By Barrington Scott, Math Specialist

Barrington Scott has conducted 3,000 tutoring sessions for 1,000 students—and that’s just in the LEC. Before he joined MCNY in 2006, he tutored students at Borough of Manhattan Community College (BMCC), where he also teaches classes.

In this post, an interview presented in his own words, Barrington reflects on his experience as a professional educator, telling the story of how he stumbled into tutoring and making predictions about the future of the discipline (hint: it involves computers).


How I Accidentally Became a Tutor

In graduate school at City College, I thought I would go into the finance or actuarial industry. But teaching was part of my degree program in Applied Mathematics—a sort of backup plan until you got a job. There was no training. I learned by observing the experienced full-time professors, stopping by their classroom and watching.

My first teaching job was at BMCC. It was an accident. I went there to look for a friend. When I arrived, I saw a student standing there crying. Being nosy, I asked her what happened, and she said she was going to fail remedial algebra. I asked to see her notes, and she showed me. I took it upon myself to tutor her for a few minutes.

I had no idea the supervisor for the tutoring lab happened to be watching me. He asked if I wanted a job. I started tutoring that semester. Next semester, I started teaching. I’ve taught there since—statistics, pre-calculus, business calculus, medical doses calculations.

Tutoring Thrives When Personalized

Eventually, I became tired of tutoring 10-15 students at once, in all subject areas. I didn’t have the opportunity to connect with students. They asked for answers, I helped them obtain them. There was no follow-up. It was like a factory production line.

I came to MCNY, where we have the 1-on-1 model. This allows for a connection. You can have conversations about the topic, which allows you to figure out the student’s weakness in a course.

The environment is also much more open to the exchange of ideas and information. It’s more private, which lets the student express feelings about the subject. This is important in constructing goals and objectives.

But I didn’t know that when I first started here. I lined up four or five students at my table, all with different classes. Afterward, the directors told me not to do it again.

“Don’t bring that stuff over here!” they said. [Laughs] “We want you to have a personal relationship with the students.”

The Future of Tutoring is Technology

Technology is taking over tutoring. Textbooks are being replaced with online platforms. This often puts the work in the hands of the students—they must be responsible for their education. Once they get the information they need, they must solve problems themselves. It can set up students to become independent learners.

It’s not good or bad, it’s just moving along with the times. Everyone today is playing with their phone, so maybe this is the best way to reach students—put information where they’re likely to see it. My generation, we focused on textbooks. This one is centered around computers and devices.

In my tutoring, I use MyLab Math and WebAssign for its algebra and statistics platform.
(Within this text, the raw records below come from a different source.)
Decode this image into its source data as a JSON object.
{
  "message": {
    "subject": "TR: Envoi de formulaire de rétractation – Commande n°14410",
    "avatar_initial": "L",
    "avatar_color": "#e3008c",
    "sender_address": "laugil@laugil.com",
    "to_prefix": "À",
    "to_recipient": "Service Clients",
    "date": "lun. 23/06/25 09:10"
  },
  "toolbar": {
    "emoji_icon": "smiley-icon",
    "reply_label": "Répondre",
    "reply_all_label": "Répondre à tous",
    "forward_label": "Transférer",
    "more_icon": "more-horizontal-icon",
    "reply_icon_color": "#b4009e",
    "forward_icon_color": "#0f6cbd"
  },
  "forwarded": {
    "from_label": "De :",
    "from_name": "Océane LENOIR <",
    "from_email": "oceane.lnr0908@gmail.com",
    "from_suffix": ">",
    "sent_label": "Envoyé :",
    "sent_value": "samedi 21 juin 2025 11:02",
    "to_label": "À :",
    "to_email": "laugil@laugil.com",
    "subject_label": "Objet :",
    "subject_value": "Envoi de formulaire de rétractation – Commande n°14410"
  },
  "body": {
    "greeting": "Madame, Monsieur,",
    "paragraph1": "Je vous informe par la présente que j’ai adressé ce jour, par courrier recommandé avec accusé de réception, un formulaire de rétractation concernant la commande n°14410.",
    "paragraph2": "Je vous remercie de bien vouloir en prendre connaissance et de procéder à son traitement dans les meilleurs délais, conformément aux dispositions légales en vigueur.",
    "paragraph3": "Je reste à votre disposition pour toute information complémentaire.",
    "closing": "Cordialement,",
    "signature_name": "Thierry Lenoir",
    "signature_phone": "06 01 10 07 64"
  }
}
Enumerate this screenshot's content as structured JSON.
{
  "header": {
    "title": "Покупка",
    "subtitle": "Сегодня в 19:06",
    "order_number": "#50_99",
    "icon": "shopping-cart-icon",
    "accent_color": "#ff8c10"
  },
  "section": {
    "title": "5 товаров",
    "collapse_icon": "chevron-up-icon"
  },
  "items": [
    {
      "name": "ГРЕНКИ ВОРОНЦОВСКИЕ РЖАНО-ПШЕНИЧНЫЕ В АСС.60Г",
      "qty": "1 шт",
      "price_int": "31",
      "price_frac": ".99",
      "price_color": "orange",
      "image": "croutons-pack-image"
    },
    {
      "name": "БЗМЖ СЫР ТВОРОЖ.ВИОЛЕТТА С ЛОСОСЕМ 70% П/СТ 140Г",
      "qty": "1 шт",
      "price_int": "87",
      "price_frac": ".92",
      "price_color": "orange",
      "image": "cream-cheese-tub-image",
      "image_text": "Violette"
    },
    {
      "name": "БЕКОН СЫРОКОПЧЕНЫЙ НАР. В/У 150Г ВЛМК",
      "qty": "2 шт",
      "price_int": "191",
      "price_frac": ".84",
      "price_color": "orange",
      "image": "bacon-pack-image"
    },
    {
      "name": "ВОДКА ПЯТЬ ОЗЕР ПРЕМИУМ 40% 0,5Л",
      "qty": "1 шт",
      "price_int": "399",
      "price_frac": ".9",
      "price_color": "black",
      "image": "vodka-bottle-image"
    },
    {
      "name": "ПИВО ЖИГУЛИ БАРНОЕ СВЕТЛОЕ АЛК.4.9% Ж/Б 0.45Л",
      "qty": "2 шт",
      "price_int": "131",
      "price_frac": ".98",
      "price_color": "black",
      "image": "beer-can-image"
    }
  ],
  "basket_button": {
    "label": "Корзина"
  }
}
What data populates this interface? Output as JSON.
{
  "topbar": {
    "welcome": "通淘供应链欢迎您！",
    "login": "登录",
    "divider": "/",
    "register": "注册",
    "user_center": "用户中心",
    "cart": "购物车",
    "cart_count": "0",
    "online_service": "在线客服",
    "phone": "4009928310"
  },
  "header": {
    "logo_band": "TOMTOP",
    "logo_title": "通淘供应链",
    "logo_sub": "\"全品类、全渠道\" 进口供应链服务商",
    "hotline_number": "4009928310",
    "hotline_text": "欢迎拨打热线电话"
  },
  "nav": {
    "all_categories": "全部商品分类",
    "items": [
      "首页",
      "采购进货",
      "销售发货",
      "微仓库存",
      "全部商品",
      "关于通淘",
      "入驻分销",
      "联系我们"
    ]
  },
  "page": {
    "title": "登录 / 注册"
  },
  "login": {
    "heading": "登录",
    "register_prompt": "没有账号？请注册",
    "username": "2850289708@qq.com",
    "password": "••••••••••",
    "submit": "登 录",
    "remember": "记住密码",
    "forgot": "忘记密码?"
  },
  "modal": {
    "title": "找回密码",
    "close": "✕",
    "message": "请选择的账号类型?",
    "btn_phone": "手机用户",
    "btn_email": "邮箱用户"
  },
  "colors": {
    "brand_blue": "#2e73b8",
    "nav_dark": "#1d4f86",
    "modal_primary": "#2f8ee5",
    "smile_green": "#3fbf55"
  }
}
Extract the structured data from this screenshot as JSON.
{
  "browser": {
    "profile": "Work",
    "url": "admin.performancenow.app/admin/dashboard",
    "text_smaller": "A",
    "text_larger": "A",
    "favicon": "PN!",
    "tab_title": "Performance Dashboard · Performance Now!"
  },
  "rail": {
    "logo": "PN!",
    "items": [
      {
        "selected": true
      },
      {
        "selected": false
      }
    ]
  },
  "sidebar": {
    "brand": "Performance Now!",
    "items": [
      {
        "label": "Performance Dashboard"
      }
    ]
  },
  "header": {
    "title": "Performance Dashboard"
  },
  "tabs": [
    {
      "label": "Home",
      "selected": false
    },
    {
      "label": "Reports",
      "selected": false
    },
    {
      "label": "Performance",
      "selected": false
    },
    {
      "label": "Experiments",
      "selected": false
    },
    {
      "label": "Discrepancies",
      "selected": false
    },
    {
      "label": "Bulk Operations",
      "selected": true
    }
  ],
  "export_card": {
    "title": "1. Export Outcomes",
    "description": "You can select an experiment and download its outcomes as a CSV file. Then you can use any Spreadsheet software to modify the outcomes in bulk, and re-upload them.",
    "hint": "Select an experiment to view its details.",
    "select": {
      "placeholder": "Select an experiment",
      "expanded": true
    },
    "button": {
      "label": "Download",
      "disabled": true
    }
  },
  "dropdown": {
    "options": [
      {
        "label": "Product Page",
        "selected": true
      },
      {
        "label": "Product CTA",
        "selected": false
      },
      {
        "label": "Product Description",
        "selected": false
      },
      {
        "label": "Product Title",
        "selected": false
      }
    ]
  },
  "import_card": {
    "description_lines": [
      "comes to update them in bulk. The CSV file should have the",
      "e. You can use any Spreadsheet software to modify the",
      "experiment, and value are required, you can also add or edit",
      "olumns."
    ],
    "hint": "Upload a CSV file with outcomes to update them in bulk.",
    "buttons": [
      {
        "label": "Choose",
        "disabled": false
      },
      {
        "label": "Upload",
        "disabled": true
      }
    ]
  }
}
Some students use it, especially if they’re motivated. If they lack the motivation, they might not. So you have to force them to get it done. [Laughs]

In 20 years? Maybe there won’t be any classrooms. But it depends on the vast majority of students. The classroom people might just be the minority. I’m not sure schools can get rid of classrooms.

People still like face-to-face contact. They like things explained to them. Online is more geared toward working people, people with kids. But in the end, tutoring and instruction are personal, so you’ve got to have both.

A version of this article appears on pages 10-11 of the Fall 2018 issue of Luminaria, under the title “Looking Back To Move Ahead.”